**Directions for this task**
From the data that follows, copy every line with the string "favicon".

**Materials provided**
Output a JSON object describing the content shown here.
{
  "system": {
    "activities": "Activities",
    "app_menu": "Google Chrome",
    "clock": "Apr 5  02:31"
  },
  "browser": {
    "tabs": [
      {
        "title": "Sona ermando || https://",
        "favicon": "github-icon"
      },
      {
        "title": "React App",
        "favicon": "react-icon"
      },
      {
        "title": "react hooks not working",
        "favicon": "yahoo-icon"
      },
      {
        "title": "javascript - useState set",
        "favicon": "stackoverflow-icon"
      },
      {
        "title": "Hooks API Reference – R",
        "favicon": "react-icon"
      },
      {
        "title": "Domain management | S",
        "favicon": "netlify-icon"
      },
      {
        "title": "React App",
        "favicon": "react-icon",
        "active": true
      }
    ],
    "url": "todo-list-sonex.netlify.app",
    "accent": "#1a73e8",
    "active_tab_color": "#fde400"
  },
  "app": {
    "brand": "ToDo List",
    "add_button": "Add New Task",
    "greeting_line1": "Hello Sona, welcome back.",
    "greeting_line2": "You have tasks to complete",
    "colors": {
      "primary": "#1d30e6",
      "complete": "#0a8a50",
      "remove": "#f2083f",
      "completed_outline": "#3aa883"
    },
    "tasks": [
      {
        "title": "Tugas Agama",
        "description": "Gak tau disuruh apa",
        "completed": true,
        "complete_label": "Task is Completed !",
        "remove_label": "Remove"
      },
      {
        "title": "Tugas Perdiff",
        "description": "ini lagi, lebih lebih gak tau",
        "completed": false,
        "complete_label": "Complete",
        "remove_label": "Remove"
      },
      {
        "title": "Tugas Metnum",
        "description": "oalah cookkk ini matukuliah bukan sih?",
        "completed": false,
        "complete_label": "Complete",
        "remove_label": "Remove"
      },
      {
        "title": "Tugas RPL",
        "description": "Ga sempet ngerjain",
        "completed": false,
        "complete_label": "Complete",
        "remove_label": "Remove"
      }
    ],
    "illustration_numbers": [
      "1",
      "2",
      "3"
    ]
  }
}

**Exercise response**
        "favicon": "github-icon"
        "favicon": "react-icon"
        "favicon": "yahoo-icon"
        "favicon": "stackoverflow-icon"
        "favicon": "react-icon"
        "favicon": "netlify-icon"
        "favicon": "react-icon",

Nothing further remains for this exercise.